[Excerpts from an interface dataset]
◆ ◆ ◆ ◆ ◆

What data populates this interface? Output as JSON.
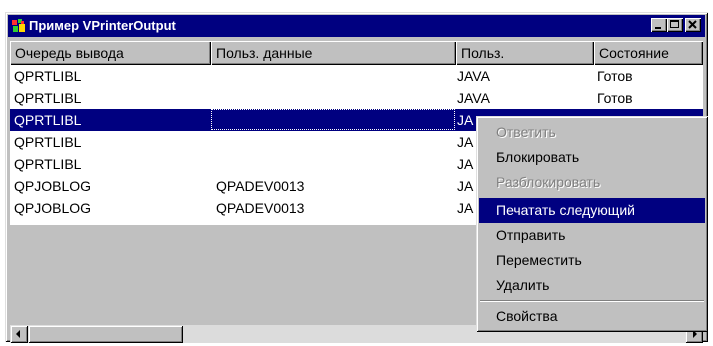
{
  "window": {
    "title": "Пример VPrinterOutput",
    "buttons": [
      {
        "name": "minimize",
        "icon": "minimize-icon"
      },
      {
        "name": "maximize",
        "icon": "maximize-icon"
      },
      {
        "name": "close",
        "icon": "close-icon"
      }
    ]
  },
  "table": {
    "columns": [
      "Очередь вывода",
      "Польз. данные",
      "Польз.",
      "Состояние"
    ],
    "rows": [
      [
        "QPRTLIBL",
        "",
        "JAVA",
        "Готов"
      ],
      [
        "QPRTLIBL",
        "",
        "JAVA",
        "Готов"
      ],
      [
        "QPRTLIBL",
        "",
        "JA",
        ""
      ],
      [
        "QPRTLIBL",
        "",
        "JA",
        ""
      ],
      [
        "QPRTLIBL",
        "",
        "JA",
        ""
      ],
      [
        "QPJOBLOG",
        "QPADEV0013",
        "JA",
        ""
      ],
      [
        "QPJOBLOG",
        "QPADEV0013",
        "JA",
        ""
      ]
    ],
    "selected_row": 2
  },
  "context_menu": {
    "items": [
      {
        "label": "Ответить",
        "enabled": false
      },
      {
        "label": "Блокировать",
        "enabled": true
      },
      {
        "label": "Разблокировать",
        "enabled": false
      },
      {
        "label": "Печатать следующий",
        "enabled": true,
        "highlighted": true
      },
      {
        "label": "Отправить",
        "enabled": true
      },
      {
        "label": "Переместить",
        "enabled": true
      },
      {
        "label": "Удалить",
        "enabled": true
      },
      {
        "separator": true
      },
      {
        "label": "Свойства",
        "enabled": true
      }
    ]
  },
  "colors": {
    "titlebar": "#000080",
    "selection": "#000080",
    "face": "#c0c0c0"
  }
}
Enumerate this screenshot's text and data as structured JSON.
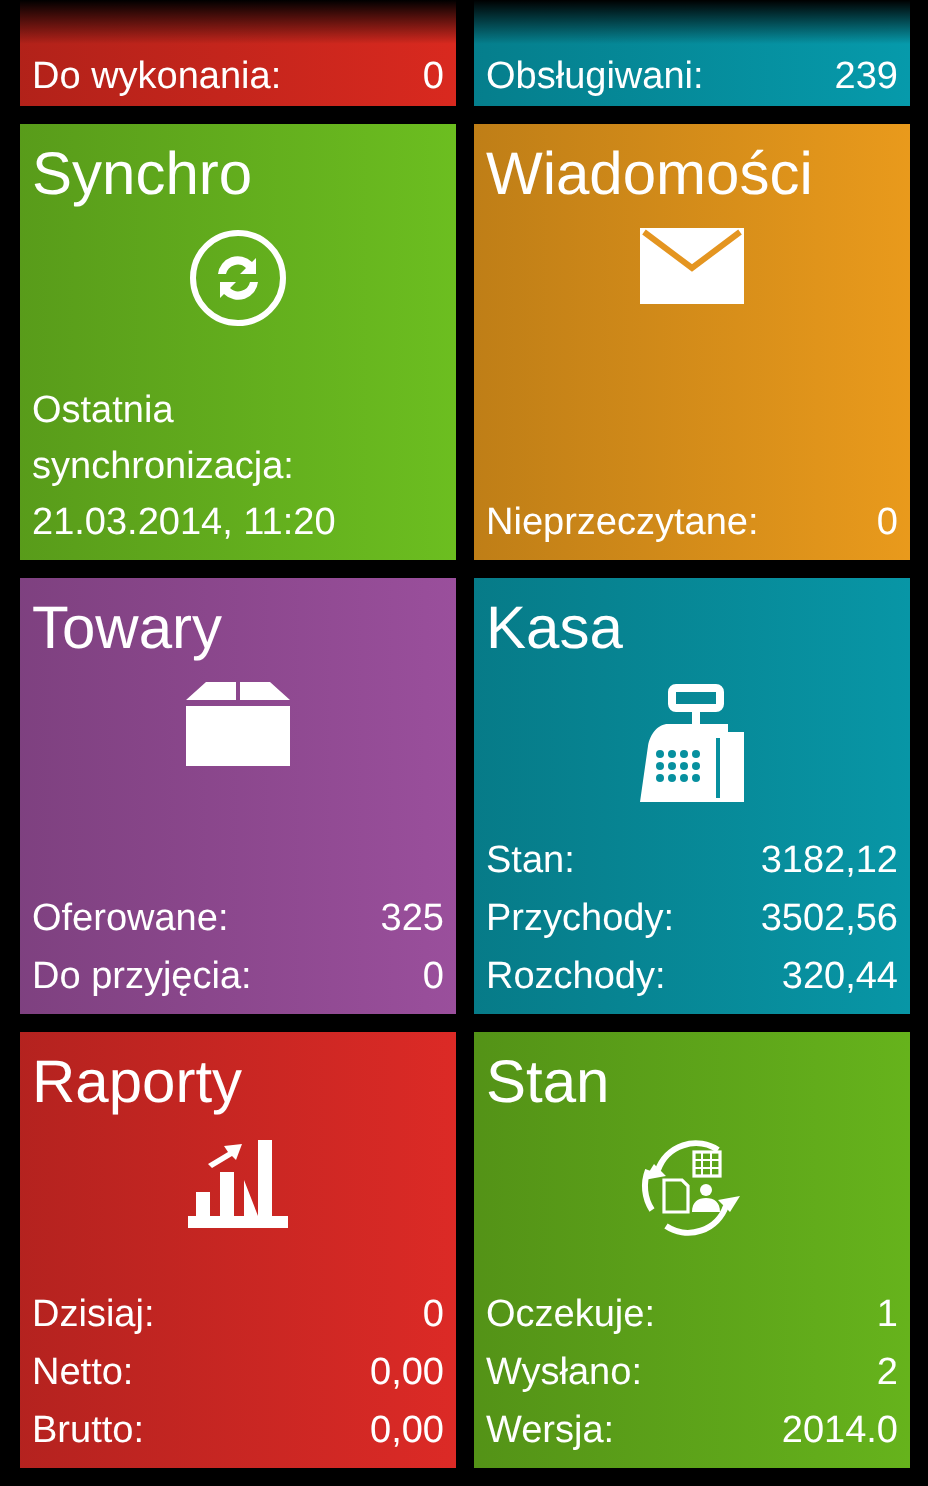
{
  "summary": [
    {
      "label": "Do wykonania:",
      "value": "0",
      "color": "#d9291f"
    },
    {
      "label": "Obsługiwani:",
      "value": "239",
      "color": "#069aab"
    }
  ],
  "tiles": [
    {
      "title": "Synchro",
      "kind": "sync",
      "color": "#6cbe20",
      "rows": [
        {
          "kind": "stacked",
          "label": "Ostatnia synchronizacja:",
          "value": "21.03.2014, 11:20"
        }
      ]
    },
    {
      "title": "Wiadomości",
      "kind": "mail",
      "color": "#e99a1c",
      "rows": [
        {
          "kind": "pair",
          "label": "Nieprzeczytane:",
          "value": "0"
        }
      ]
    },
    {
      "title": "Towary",
      "kind": "box",
      "color": "#9a4f9c",
      "rows": [
        {
          "kind": "pair",
          "label": "Oferowane:",
          "value": "325"
        },
        {
          "kind": "pair",
          "label": "Do przyjęcia:",
          "value": "0"
        }
      ]
    },
    {
      "title": "Kasa",
      "kind": "register",
      "color": "#0896a6",
      "rows": [
        {
          "kind": "pair",
          "label": "Stan:",
          "value": "3182,12"
        },
        {
          "kind": "pair",
          "label": "Przychody:",
          "value": "3502,56"
        },
        {
          "kind": "pair",
          "label": "Rozchody:",
          "value": "320,44"
        }
      ]
    },
    {
      "title": "Raporty",
      "kind": "chart",
      "color": "#dc2a26",
      "rows": [
        {
          "kind": "pair",
          "label": "Dzisiaj:",
          "value": "0"
        },
        {
          "kind": "pair",
          "label": "Netto:",
          "value": "0,00"
        },
        {
          "kind": "pair",
          "label": "Brutto:",
          "value": "0,00"
        }
      ]
    },
    {
      "title": "Stan",
      "kind": "cycle",
      "color": "#66b31c",
      "rows": [
        {
          "kind": "pair",
          "label": "Oczekuje:",
          "value": "1"
        },
        {
          "kind": "pair",
          "label": "Wysłano:",
          "value": "2"
        },
        {
          "kind": "pair",
          "label": "Wersja:",
          "value": "2014.0"
        }
      ]
    }
  ]
}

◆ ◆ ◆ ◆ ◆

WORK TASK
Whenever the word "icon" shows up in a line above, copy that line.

RESULT
        "icon": "minimize-icon"
        "icon": "maximize-icon"
        "icon": "close-icon"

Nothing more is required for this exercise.